Deo Gratias

Featured Videos

Your JavaScript is turned off or you have an old version of Adobe's Flash Player. Get the latest Flash player.
Treatment for Childhood Epilepsy Heats up Medical Marijuana Debatei
X
Shelley Schlender
July 24, 2014 6:43 PM
In the United States, marijuana is classed as an illegal drug by the federal government. But nearly half the states have legalized it, to some degree. Proponents say some strains of marijuana might have exceptional health benefits, for treating pain or inflammation in chronic conditions such as cancer, multiple sclerosis and epilepsy. Shelley Schlender reports on a strain of medical marijuana developed in Colorado that is reputed to reduce seizures in childhood epilepsy
Video

Video Treatment for Childhood Epilepsy Heats up Medical Marijuana Debate

In the United States, marijuana is classed as an illegal drug by the federal government. But nearly half the states have legalized it, to some degree. Proponents say some strains of marijuana might have exceptional health benefits, for treating pain or inflammation in chronic conditions such as cancer, multiple sclerosis and epilepsy. Shelley Schlender reports on a strain of medical marijuana developed in Colorado that is reputed to reduce seizures in childhood epilepsy
Video

Video Airbus Adds Metal 3D Printed Parts to New Jets

By the end of this year, European aircraft manufacturing consortium Airbus plans to deliver the first of its new, extra-wide-body passenger jets, the A350-XWB. Among other technological innovations, the new plane will also incorporate metal parts made in a 3-D printer. VOA's George Putic has more.
Video

Video Death Toll From Israel-Gaza Conflict Surpasses 700

Gaza officials say a shelling hit a compound housing a United Nations-run school in the Gaza Strip, killing more than a dozen people, during an Israeli offensive in the area. Heavy fighting between the Israeli military and Hamas militants continued on Thursday, pushing up the death toll. So far, more than 730 Palestinians and 35 Israelis have been killed in the conflict. VOA's Scott Bobb has the latest from Jerusalem.
Video

Video AIDS Conference Welcomes Exciting Developments in HIV Treatment, Prevention

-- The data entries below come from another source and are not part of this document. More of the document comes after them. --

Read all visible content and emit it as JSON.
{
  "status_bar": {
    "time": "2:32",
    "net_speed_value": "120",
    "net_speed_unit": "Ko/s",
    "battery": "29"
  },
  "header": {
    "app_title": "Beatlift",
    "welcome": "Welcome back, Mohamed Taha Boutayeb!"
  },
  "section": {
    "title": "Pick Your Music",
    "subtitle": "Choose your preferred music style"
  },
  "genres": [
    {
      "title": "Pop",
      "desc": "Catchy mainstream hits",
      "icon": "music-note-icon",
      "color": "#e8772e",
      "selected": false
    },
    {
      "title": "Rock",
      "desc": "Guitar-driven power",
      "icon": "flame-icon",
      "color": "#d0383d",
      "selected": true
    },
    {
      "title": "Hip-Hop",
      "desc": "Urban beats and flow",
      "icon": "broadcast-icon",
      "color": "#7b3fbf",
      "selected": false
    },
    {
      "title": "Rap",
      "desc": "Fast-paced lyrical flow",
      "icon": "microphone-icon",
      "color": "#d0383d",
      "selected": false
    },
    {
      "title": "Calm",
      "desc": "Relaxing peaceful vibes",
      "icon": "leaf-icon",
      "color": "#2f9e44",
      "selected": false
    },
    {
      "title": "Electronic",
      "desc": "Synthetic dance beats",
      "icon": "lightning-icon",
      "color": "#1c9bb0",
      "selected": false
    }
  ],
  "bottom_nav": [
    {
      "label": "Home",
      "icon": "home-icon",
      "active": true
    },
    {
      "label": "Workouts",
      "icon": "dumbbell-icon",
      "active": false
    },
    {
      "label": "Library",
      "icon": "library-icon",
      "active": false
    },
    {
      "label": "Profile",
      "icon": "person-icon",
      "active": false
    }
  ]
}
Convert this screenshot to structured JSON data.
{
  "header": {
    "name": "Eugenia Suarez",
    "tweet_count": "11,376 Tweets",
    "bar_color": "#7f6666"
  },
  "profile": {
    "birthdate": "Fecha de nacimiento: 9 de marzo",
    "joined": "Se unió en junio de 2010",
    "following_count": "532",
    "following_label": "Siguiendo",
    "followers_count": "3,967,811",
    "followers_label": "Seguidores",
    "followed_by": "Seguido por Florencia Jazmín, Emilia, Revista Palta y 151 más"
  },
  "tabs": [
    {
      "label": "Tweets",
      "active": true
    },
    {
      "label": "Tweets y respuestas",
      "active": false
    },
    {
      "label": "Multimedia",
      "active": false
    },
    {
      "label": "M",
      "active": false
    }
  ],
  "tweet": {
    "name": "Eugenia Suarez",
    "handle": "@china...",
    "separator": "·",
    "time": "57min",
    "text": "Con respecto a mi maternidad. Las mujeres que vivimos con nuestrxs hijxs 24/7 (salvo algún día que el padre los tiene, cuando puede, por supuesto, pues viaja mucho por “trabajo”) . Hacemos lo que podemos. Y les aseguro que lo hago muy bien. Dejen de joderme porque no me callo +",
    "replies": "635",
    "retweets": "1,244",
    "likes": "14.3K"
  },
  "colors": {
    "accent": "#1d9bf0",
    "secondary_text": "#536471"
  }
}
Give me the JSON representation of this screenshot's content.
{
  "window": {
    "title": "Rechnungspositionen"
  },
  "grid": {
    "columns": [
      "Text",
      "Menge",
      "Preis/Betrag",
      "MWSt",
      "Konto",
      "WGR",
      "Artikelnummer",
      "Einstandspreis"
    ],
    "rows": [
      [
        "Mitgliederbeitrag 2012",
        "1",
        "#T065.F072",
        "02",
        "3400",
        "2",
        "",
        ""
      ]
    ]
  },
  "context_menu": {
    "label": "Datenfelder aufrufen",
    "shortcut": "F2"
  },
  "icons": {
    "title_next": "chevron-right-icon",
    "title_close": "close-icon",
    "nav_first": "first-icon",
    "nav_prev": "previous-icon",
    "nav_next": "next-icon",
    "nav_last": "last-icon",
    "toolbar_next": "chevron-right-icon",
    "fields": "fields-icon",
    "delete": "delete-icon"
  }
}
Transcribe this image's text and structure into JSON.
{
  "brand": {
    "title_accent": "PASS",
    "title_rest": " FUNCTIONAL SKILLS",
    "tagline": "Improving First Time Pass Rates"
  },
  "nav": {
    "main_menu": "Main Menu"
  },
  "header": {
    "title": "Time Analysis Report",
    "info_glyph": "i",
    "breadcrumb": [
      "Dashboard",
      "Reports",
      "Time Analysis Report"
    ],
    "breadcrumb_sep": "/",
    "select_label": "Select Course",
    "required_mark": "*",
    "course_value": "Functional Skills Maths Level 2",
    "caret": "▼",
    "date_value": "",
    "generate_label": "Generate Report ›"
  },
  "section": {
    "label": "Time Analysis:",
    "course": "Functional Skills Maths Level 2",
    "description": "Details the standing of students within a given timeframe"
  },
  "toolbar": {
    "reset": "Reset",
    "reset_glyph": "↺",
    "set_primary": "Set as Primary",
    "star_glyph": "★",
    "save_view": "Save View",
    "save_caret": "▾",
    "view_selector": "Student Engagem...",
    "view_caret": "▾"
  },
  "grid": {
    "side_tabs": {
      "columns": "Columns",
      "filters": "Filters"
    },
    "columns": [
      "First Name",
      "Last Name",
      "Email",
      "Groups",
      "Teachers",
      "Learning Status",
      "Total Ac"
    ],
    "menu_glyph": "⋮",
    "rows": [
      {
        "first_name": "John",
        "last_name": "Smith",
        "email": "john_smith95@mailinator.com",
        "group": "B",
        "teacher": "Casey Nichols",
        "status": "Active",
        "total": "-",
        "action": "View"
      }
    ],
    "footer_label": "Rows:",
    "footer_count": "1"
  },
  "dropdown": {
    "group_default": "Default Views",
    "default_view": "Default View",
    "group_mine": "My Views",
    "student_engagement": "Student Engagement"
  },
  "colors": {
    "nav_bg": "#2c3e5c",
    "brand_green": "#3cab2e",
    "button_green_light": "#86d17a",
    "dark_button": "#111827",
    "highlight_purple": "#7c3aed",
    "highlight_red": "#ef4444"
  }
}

Significant strides have been made in recent years toward the treatment and prevention of HIV, the virus that causes AIDS. This year, at the International AIDS Conference, the AIDS community welcomed progress on a new pill that may prevent transmission of the deadly virus. VOA’s Anita Powell reports from Melbourne, Australia.
Video

Video Israel Targets Gaza Supply Tunnels

The Israeli military has launched a ground operation in Gaza to destroy the myriad tunnels that may have been used to smuggle weapons to Hamas. VOA's Zlatica Hoke reports that could mean more hardship for the people of Gaza, who obtain some of their essential supplies through these underground passages
Video

Video Researchers Target Low-Cost Avatar Technology

Scientists at the University of Southern California Institute for Creative Technologies say 3-dimensional representations could revolutionize social media. Elizabeth Lee has more from Los Angeles.
Video

Video IAEA: Iran Turns its Enriched Uranium Into Less Harmful Form

Iran has converted its stockpiles of enriched uranium into a less dangerous form that is more difficult to use for nuclear weapons, according to the United Nations’ Atomic Energy Agency. The move complies with an interim deal reached with Western powers on Iran's nuclear program last year, in exchange for easing of sanctions. Henry Ridgwell reports for VOA from London.
Video

Video In Cambodia, HIV Diagnosis Brings Deadly Shame

Although HIV/AIDS is now a treatable condition, a positive diagnosis is still a life altering experience. In Cambodia, people living with HIV are often disowned by friends, family and the community. This humiliation can be unbearable. We bring you one Cambodian woman’s struggle to overcome a life tragedy and her own HIV positive diagnosis.

AppleAndroid